Any failure to stick to an austerity program once the loans end would exclude Portugal from the ECB's offer to buy the bonds of countries struggling with high borrowing costs. To qualify for the ECB program, the mere promise of which has already helped out Spain and Italy maintain their debts, a country must promise to reform their finances.
The country also has to keep a grip on its finances so that it is able to return to the international debt markets once the current bailout loans run out in June 2014. It aims to reduce the budget deficit from 6.4 percent last year to 5.5 percent in 2013.
If investors feel that Portugal is a risky bet and therefore charge sky-high rates to buy the country's bonds, the government will be forced to ask for another bailout loan. Worse still, it could also be forced out of the eurozone.
Though the rise in Portugal's government bond rates is not an imminent threat — since the government is not relying on bond markets but surviving on bailout loans — they reflect concerns the country will be unable to get back on its feet once the program ends.
Portugal's austerity program has already proved a massive drag on its economy, eroded standards of living and drawn criticism from trade unions and business leaders. Unemployment is at 17.6 percent, with more than 42 percent of young people out of a job.
The effects of austerity programs imposed on Portugal — and the other bailout program countries of Cyprus, Ireland and Greece — have also hit growth across the whole eurozone. The region's economy is currently in its six straight quarter of negative growth and unemployment is at 12.2 percent. This, in turn, has also slowed the global economic recovery.

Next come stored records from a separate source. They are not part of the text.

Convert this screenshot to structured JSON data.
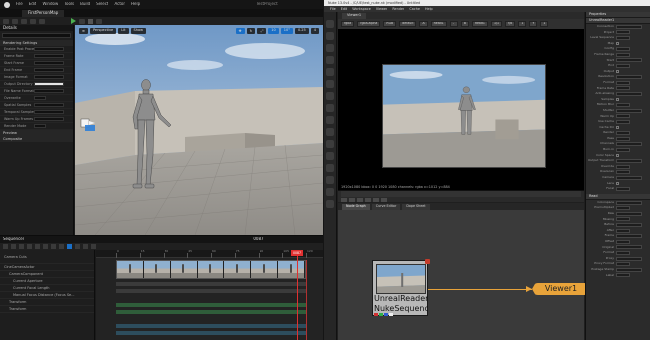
{
  "unreal": {
    "menu": [
      "File",
      "Edit",
      "Window",
      "Tools",
      "Build",
      "Select",
      "Actor",
      "Help"
    ],
    "project_name": "TestProject",
    "level_tab": "FirstPersonMap",
    "details": {
      "title": "Details",
      "section_title": "Rendering Settings",
      "rows": [
        {
          "label": "Enable Post Process",
          "value": ""
        },
        {
          "label": "Frame Rate",
          "value": ""
        },
        {
          "label": "Start Frame",
          "value": ""
        },
        {
          "label": "End Frame",
          "value": ""
        },
        {
          "label": "Image Format",
          "value": ""
        },
        {
          "label": "Output Directory",
          "value": ""
        },
        {
          "label": "File Name Format",
          "value": ""
        },
        {
          "label": "Overwrite",
          "value": ""
        },
        {
          "label": "Spatial Samples",
          "value": ""
        },
        {
          "label": "Temporal Samples",
          "value": ""
        },
        {
          "label": "Warm Up Frames",
          "value": ""
        },
        {
          "label": "Render Mode",
          "value": ""
        }
      ],
      "collapsed": [
        "Preview",
        "Composite"
      ]
    },
    "viewport": {
      "buttons": [
        "Perspective",
        "Lit",
        "Show"
      ],
      "right_buttons": [
        "10",
        "10°",
        "0.25",
        "4"
      ]
    },
    "sequencer": {
      "title": "Sequencer",
      "timecode": "0087",
      "tracks": [
        "Camera Cuts",
        "CineCameraActor",
        "CameraComponent",
        "Current Aperture",
        "Current Focal Length",
        "Manual Focus Distance (Focus Se...",
        "Transform",
        "Transform"
      ],
      "ticks": [
        "0",
        "15",
        "30",
        "45",
        "60",
        "75",
        "90",
        "105",
        "120"
      ]
    }
  },
  "nuke": {
    "title": "Nuke 13.0v4 - /C/UE/test_nuke.nk (modified) - Untitled",
    "menu": [
      "File",
      "Edit",
      "Workspace",
      "Viewer",
      "Render",
      "Cache",
      "Help"
    ],
    "viewer_tab": "Viewer1",
    "viewer_controls": [
      "rgba",
      "rgba.alpha",
      "RGB",
      "default",
      "A",
      "Read1",
      "-",
      "B",
      "Read1",
      "1/1",
      "f/8",
      "1",
      "Y",
      "1"
    ],
    "frame_status": "1920x1080 bbox: 0 0 1920 1080 channels: rgba   x=1012 y=884",
    "graph_tabs": [
      "Node Graph",
      "Curve Editor",
      "Dope Sheet"
    ],
    "read_node": {
      "line1": "UnrealReader1",
      "line2": "NukeSequence"
    },
    "viewer_node": "Viewer1",
    "properties": {
      "header": "Properties",
      "node_header": "UnrealReader1",
      "rows": [
        "Connection",
        "Project",
        "Level Sequence",
        "Map",
        "Config",
        "Frame Range",
        "Start",
        "End",
        "Output",
        "Resolution",
        "Format",
        "Frame Rate",
        "Anti-aliasing",
        "Samples",
        "Motion Blur",
        "Shutter",
        "Warm Up",
        "Use Cache",
        "Cache Dir",
        "Render",
        "Pass",
        "Channels",
        "Burn-in",
        "Color Space",
        "Output Transform",
        "Override",
        "Overscan",
        "Camera",
        "Lens",
        "Focal"
      ],
      "rows2": [
        "Read",
        "Colorspace",
        "Premultiplied",
        "Raw",
        "Missing",
        "Before",
        "After",
        "Frame",
        "Offset",
        "Original",
        "Format",
        "Proxy",
        "Proxy Format",
        "Postage Stamp",
        "Label"
      ]
    }
  }
}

Signs of hardship are all around in Portugal. Main streets are full of boarded-up stores and restaurants after the government hiked sales tax to 23 percent from 13 percent. Income tax hikes this year have cost many middle-class workers more than a month's pay. Charities report record numbers of requests for food aid, while the European Commission forecasts further declines in household income this year and next.
Unions are currently fighting the government's plans to increase the working time of state employees to 40 hours a week from 35; raise their monthly pension deductions while lowering their pension entitlements; and lay off some 50,000 government workers out of the total of about 583,000.
The crisis in Portugal was sparked by Portas' resignation Tuesday in protest against plans to continue with the tax hikes and pay and pension cuts.
The previous day, Finance Minister Vitor Gaspar walked out, saying he lacked political and public support for his austerity strategy.
Jeroen Dijsselbloem, the president of the Eurogroup meetings of eurozone finance ministers, described the Portuguese upheaval as "disturbing" and said political stability in bailed-out countries is "a crucial factor" for recovery.
Until recently, Portugal had been making progress with its bailout program. The government had successfully managed to participate in some small bond auctions and had won some breathing space on its deficit targets from its European partners. Also, the economic contraction was slowing and unemployment has stopped rising.
But the country still has a lot more unpopular cutting to do. The government has to find another 3.4 billion euros of savings in 2014 and is due to present later this month details of a deep and broad reform of how the state is run. The proposal is expected to order a further streamlining of state services and will likely fuel more protests.